WHAT YOU WILL DO:
Output the records exactly, every one of them.

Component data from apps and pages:
※
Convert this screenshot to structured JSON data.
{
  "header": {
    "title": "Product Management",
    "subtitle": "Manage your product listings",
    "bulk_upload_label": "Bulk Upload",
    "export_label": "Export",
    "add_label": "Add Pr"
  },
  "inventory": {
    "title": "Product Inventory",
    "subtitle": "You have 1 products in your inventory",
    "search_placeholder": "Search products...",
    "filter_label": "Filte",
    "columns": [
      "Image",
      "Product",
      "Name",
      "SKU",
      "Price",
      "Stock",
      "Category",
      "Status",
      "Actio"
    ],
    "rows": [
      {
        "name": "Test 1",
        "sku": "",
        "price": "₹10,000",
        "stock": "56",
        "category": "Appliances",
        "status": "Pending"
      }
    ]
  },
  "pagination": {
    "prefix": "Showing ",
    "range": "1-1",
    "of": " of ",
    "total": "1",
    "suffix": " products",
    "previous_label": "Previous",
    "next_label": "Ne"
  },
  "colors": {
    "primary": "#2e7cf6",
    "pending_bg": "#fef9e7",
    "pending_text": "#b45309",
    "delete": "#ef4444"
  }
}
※
WRITTEN ANSWER:
Convert this screenshot to structured JSON data.
{
  "header": {
    "title": "Product Management",
    "subtitle": "Manage your product listings",
    "bulk_upload_label": "Bulk Upload",
    "export_label": "Export",
    "add_label": "Add Pr"
  },
  "inventory": {
    "title": "Product Inventory",
    "subtitle": "You have 1 products in your inventory",
    "search_placeholder": "Search products...",
    "filter_label": "Filte",
    "columns": [
      "Image",
      "Product",
      "Name",
      "SKU",
      "Price",
      "Stock",
      "Category",
      "Status",
      "Actio"
    ],
    "rows": [
      {
        "name": "Test 1",
        "sku": "",
        "price": "₹10,000",
        "stock": "56",
        "category": "Appliances",
        "status": "Pending"
      }
    ]
  },
  "pagination": {
    "prefix": "Showing ",
    "range": "1-1",
    "of": " of ",
    "total": "1",
    "suffix": " products",
    "previous_label": "Previous",
    "next_label": "Ne"
  },
  "colors": {
    "primary": "#2e7cf6",
    "pending_bg": "#fef9e7",
    "pending_text": "#b45309",
    "delete": "#ef4444"
  }
}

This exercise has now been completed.